IntroductionProf John Dupré was one of the speakers at a debate about genetics, race and sport.
Egenis Director Professor John Dupré joined the panel for an evening debate organised by the Progress Educational Trust (PET). ‘Genetic Medalling’ took place at the Royal Society of Medicine, 1 Wimpole Street, London, on Tuesday 7 June.
The evening saw experts with contrasting perspectives discuss the relationship between genetics, sport and race. If we do find performance-related genes, how might this affect our attitude to sporting ability, fairness, equity and justice? What might the consequences of this relationship be for the 2012 Summer Olympics in London?
Prof Dupré was joined by science writer and broadcaster Connie St Louis and sport geneticist Dr Alum Williams. After the introductory presentations the bulk of the debate's running time was devoted to questions and comments from the audience. The discussion was chaired by Dr Arnand Saggar, senior consultant in clinical genetics at St Georges NHS Trust. Among the questions addressed were: Given that genetic tests are becoming available in the market place, is it reasonable to bar athletes from using genetics to maintain their competitive edge? To what extent can genetic information guide children in their athletic endeavours and what are the dangers of pushing children too far? How much might science be manipulated to support implied, inbuilt prejudice?

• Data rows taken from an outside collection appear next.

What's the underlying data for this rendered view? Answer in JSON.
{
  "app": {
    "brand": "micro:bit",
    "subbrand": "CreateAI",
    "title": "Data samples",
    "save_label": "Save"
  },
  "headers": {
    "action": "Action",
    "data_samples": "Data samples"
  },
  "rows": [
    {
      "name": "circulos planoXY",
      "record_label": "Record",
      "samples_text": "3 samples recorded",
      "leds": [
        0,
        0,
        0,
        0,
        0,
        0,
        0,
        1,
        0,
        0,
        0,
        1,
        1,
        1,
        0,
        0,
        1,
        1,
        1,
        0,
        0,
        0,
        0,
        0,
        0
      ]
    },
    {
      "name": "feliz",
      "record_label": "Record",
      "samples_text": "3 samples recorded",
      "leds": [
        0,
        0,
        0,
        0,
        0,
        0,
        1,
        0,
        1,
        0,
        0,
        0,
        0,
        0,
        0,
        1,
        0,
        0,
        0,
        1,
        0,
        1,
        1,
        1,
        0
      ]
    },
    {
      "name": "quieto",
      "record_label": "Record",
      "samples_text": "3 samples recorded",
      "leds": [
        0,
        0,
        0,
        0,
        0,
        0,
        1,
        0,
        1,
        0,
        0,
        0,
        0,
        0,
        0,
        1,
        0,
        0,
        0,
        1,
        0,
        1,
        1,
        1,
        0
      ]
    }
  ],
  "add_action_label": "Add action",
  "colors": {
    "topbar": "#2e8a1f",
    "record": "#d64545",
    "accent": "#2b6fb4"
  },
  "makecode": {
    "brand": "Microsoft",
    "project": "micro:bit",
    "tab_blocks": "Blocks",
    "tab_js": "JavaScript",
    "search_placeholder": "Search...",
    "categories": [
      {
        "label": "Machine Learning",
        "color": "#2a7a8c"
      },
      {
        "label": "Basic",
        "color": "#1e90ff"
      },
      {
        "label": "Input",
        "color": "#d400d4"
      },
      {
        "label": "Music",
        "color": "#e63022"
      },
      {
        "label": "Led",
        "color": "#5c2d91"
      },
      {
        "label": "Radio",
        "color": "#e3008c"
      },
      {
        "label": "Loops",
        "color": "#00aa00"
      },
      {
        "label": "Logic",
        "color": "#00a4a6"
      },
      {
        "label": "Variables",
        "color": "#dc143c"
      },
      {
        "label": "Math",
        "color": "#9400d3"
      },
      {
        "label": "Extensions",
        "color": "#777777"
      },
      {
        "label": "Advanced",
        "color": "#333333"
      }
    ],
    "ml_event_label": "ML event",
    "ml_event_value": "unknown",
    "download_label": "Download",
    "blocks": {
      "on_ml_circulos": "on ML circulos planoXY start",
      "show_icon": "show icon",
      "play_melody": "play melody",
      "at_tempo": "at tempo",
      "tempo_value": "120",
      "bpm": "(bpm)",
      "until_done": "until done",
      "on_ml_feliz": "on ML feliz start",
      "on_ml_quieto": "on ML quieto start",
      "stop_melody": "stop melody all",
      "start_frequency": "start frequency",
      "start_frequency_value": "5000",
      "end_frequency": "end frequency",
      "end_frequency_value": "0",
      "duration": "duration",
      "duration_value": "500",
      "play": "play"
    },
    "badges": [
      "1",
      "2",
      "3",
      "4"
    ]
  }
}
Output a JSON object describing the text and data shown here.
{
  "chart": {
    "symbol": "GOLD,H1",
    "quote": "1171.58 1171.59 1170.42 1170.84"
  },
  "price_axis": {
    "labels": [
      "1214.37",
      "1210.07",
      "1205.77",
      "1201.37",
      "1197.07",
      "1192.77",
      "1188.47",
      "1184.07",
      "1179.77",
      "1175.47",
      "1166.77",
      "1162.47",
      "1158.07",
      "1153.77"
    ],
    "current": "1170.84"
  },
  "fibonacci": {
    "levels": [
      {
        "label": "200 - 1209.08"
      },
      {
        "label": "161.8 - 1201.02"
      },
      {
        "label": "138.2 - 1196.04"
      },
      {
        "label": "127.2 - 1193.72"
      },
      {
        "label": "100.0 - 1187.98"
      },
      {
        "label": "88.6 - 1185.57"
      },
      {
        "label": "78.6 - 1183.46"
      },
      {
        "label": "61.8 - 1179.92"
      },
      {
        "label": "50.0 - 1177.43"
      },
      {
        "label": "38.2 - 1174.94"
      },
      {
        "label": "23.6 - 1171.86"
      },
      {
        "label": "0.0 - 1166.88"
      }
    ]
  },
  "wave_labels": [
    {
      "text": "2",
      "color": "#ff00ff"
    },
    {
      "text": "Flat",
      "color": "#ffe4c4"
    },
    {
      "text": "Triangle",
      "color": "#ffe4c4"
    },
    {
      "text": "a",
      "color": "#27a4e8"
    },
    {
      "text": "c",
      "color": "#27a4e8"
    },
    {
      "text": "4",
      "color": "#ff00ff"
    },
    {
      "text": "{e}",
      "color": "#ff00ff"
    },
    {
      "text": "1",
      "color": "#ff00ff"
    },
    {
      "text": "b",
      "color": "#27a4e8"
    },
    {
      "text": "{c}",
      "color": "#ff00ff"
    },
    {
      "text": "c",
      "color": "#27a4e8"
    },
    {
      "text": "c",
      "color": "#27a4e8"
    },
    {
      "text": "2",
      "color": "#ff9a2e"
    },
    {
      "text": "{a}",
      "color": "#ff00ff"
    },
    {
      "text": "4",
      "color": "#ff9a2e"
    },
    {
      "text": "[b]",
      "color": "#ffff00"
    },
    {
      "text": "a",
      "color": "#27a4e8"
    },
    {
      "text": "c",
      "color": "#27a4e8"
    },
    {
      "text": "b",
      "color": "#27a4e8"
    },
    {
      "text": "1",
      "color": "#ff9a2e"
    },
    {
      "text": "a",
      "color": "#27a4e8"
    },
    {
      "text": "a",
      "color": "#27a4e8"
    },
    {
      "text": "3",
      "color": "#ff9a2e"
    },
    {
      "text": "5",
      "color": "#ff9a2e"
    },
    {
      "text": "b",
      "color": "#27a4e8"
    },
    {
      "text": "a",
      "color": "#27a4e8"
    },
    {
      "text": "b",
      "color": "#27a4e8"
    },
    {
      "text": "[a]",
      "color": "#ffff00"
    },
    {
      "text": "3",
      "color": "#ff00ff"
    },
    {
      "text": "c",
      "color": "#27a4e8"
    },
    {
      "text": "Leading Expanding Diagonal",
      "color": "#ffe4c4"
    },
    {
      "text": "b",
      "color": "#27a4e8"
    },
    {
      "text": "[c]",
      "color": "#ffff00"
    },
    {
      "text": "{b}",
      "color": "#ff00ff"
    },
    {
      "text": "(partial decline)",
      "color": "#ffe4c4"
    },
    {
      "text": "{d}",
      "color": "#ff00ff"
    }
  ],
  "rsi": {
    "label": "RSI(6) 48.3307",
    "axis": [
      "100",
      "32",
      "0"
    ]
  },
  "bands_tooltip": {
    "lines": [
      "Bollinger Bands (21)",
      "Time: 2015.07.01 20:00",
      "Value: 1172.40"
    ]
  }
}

The evening was organised by the PET in partnership with the Royal Society of Medicine, supported by the Wellcome Trust A more detailed report is available on the Bionews website.